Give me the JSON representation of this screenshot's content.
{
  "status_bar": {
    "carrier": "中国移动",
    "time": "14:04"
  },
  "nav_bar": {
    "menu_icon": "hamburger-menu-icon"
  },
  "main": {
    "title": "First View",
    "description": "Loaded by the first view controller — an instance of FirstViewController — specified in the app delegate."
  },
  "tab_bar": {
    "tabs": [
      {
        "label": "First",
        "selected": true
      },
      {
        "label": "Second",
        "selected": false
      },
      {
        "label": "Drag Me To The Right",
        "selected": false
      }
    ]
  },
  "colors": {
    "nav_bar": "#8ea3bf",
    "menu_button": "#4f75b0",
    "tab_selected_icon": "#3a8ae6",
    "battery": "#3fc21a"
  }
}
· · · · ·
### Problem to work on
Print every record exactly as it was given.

### Problem solution
Give me the JSON representation of this screenshot's content.
{
  "status_bar": {
    "carrier": "中国移动",
    "time": "14:04"
  },
  "nav_bar": {
    "menu_icon": "hamburger-menu-icon"
  },
  "main": {
    "title": "First View",
    "description": "Loaded by the first view controller — an instance of FirstViewController — specified in the app delegate."
  },
  "tab_bar": {
    "tabs": [
      {
        "label": "First",
        "selected": true
      },
      {
        "label": "Second",
        "selected": false
      },
      {
        "label": "Drag Me To The Right",
        "selected": false
      }
    ]
  },
  "colors": {
    "nav_bar": "#8ea3bf",
    "menu_button": "#4f75b0",
    "tab_selected_icon": "#3a8ae6",
    "battery": "#3fc21a"
  }
}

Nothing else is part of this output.